• **PROBLEM TO SOLVE**:
Set down each entry exactly as it stands, without altering a single character.

[Items from an interface collection]
BEGIN

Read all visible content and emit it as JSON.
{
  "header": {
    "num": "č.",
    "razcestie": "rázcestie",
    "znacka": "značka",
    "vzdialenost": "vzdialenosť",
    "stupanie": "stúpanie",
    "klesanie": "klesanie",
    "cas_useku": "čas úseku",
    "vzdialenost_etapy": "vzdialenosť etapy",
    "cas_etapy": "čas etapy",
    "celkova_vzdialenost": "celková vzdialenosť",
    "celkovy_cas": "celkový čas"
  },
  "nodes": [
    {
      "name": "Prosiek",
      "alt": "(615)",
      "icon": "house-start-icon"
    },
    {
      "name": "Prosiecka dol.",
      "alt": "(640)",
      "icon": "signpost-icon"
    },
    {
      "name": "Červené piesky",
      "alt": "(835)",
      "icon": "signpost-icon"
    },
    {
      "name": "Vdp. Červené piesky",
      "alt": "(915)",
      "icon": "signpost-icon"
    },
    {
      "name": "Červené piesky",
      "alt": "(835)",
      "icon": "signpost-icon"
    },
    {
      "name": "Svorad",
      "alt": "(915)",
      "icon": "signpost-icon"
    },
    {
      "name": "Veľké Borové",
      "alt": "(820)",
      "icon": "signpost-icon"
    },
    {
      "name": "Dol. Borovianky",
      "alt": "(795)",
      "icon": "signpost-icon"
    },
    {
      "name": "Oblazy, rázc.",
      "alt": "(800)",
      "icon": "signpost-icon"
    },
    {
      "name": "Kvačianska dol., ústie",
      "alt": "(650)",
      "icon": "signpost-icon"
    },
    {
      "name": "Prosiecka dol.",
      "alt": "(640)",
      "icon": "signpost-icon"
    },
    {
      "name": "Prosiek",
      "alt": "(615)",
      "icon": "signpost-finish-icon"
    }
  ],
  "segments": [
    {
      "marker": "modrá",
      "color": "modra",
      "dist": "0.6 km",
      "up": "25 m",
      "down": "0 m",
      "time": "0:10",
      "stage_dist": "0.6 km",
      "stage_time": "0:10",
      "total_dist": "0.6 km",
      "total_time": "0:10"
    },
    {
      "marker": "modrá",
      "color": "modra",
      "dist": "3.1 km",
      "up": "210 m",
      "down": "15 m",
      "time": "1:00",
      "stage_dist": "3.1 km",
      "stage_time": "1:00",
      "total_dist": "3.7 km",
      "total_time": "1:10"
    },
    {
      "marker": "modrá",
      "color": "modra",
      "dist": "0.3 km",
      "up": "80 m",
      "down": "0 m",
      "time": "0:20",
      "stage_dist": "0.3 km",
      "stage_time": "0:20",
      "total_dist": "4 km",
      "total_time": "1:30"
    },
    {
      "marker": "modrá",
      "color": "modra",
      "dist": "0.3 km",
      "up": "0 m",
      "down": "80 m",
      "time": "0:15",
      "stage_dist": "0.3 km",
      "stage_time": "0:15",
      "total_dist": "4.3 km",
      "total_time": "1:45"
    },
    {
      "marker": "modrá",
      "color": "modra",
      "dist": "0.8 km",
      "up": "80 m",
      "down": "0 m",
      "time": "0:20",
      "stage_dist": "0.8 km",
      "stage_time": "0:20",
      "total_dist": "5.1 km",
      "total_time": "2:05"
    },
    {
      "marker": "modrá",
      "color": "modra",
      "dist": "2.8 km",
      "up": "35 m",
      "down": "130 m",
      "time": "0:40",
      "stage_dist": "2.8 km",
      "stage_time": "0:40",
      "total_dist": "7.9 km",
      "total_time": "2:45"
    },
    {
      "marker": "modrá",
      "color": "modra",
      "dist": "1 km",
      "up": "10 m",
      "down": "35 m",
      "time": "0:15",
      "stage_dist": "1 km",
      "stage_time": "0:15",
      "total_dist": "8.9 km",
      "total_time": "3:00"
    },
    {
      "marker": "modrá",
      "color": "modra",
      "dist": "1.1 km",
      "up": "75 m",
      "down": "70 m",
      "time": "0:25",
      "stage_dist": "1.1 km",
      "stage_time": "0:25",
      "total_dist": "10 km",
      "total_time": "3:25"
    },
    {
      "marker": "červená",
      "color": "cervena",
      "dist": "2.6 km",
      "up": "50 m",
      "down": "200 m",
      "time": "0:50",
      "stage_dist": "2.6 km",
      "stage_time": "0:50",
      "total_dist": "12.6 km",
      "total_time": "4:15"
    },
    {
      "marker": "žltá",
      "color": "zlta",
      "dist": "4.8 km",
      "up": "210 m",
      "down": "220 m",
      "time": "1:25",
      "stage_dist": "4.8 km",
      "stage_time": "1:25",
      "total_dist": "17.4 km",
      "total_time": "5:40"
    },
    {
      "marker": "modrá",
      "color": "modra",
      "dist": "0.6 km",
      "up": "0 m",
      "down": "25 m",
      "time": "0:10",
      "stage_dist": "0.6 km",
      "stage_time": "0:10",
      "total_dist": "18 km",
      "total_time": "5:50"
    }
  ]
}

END

• **SOLUTION FOR THIS TASK**:
Read all visible content and emit it as JSON.
{
  "header": {
    "num": "č.",
    "razcestie": "rázcestie",
    "znacka": "značka",
    "vzdialenost": "vzdialenosť",
    "stupanie": "stúpanie",
    "klesanie": "klesanie",
    "cas_useku": "čas úseku",
    "vzdialenost_etapy": "vzdialenosť etapy",
    "cas_etapy": "čas etapy",
    "celkova_vzdialenost": "celková vzdialenosť",
    "celkovy_cas": "celkový čas"
  },
  "nodes": [
    {
      "name": "Prosiek",
      "alt": "(615)",
      "icon": "house-start-icon"
    },
    {
      "name": "Prosiecka dol.",
      "alt": "(640)",
      "icon": "signpost-icon"
    },
    {
      "name": "Červené piesky",
      "alt": "(835)",
      "icon": "signpost-icon"
    },
    {
      "name": "Vdp. Červené piesky",
      "alt": "(915)",
      "icon": "signpost-icon"
    },
    {
      "name": "Červené piesky",
      "alt": "(835)",
      "icon": "signpost-icon"
    },
    {
      "name": "Svorad",
      "alt": "(915)",
      "icon": "signpost-icon"
    },
    {
      "name": "Veľké Borové",
      "alt": "(820)",
      "icon": "signpost-icon"
    },
    {
      "name": "Dol. Borovianky",
      "alt": "(795)",
      "icon": "signpost-icon"
    },
    {
      "name": "Oblazy, rázc.",
      "alt": "(800)",
      "icon": "signpost-icon"
    },
    {
      "name": "Kvačianska dol., ústie",
      "alt": "(650)",
      "icon": "signpost-icon"
    },
    {
      "name": "Prosiecka dol.",
      "alt": "(640)",
      "icon": "signpost-icon"
    },
    {
      "name": "Prosiek",
      "alt": "(615)",
      "icon": "signpost-finish-icon"
    }
  ],
  "segments": [
    {
      "marker": "modrá",
      "color": "modra",
      "dist": "0.6 km",
      "up": "25 m",
      "down": "0 m",
      "time": "0:10",
      "stage_dist": "0.6 km",
      "stage_time": "0:10",
      "total_dist": "0.6 km",
      "total_time": "0:10"
    },
    {
      "marker": "modrá",
      "color": "modra",
      "dist": "3.1 km",
      "up": "210 m",
      "down": "15 m",
      "time": "1:00",
      "stage_dist": "3.1 km",
      "stage_time": "1:00",
      "total_dist": "3.7 km",
      "total_time": "1:10"
    },
    {
      "marker": "modrá",
      "color": "modra",
      "dist": "0.3 km",
      "up": "80 m",
      "down": "0 m",
      "time": "0:20",
      "stage_dist": "0.3 km",
      "stage_time": "0:20",
      "total_dist": "4 km",
      "total_time": "1:30"
    },
    {
      "marker": "modrá",
      "color": "modra",
      "dist": "0.3 km",
      "up": "0 m",
      "down": "80 m",
      "time": "0:15",
      "stage_dist": "0.3 km",
      "stage_time": "0:15",
      "total_dist": "4.3 km",
      "total_time": "1:45"
    },
    {
      "marker": "modrá",
      "color": "modra",
      "dist": "0.8 km",
      "up": "80 m",
      "down": "0 m",
      "time": "0:20",
      "stage_dist": "0.8 km",
      "stage_time": "0:20",
      "total_dist": "5.1 km",
      "total_time": "2:05"
    },
    {
      "marker": "modrá",
      "color": "modra",
      "dist": "2.8 km",
      "up": "35 m",
      "down": "130 m",
      "time": "0:40",
      "stage_dist": "2.8 km",
      "stage_time": "0:40",
      "total_dist": "7.9 km",
      "total_time": "2:45"
    },
    {
      "marker": "modrá",
      "color": "modra",
      "dist": "1 km",
      "up": "10 m",
      "down": "35 m",
      "time": "0:15",
      "stage_dist": "1 km",
      "stage_time": "0:15",
      "total_dist": "8.9 km",
      "total_time": "3:00"
    },
    {
      "marker": "modrá",
      "color": "modra",
      "dist": "1.1 km",
      "up": "75 m",
      "down": "70 m",
      "time": "0:25",
      "stage_dist": "1.1 km",
      "stage_time": "0:25",
      "total_dist": "10 km",
      "total_time": "3:25"
    },
    {
      "marker": "červená",
      "color": "cervena",
      "dist": "2.6 km",
      "up": "50 m",
      "down": "200 m",
      "time": "0:50",
      "stage_dist": "2.6 km",
      "stage_time": "0:50",
      "total_dist": "12.6 km",
      "total_time": "4:15"
    },
    {
      "marker": "žltá",
      "color": "zlta",
      "dist": "4.8 km",
      "up": "210 m",
      "down": "220 m",
      "time": "1:25",
      "stage_dist": "4.8 km",
      "stage_time": "1:25",
      "total_dist": "17.4 km",
      "total_time": "5:40"
    },
    {
      "marker": "modrá",
      "color": "modra",
      "dist": "0.6 km",
      "up": "0 m",
      "down": "25 m",
      "time": "0:10",
      "stage_dist": "0.6 km",
      "stage_time": "0:10",
      "total_dist": "18 km",
      "total_time": "5:50"
    }
  ]
}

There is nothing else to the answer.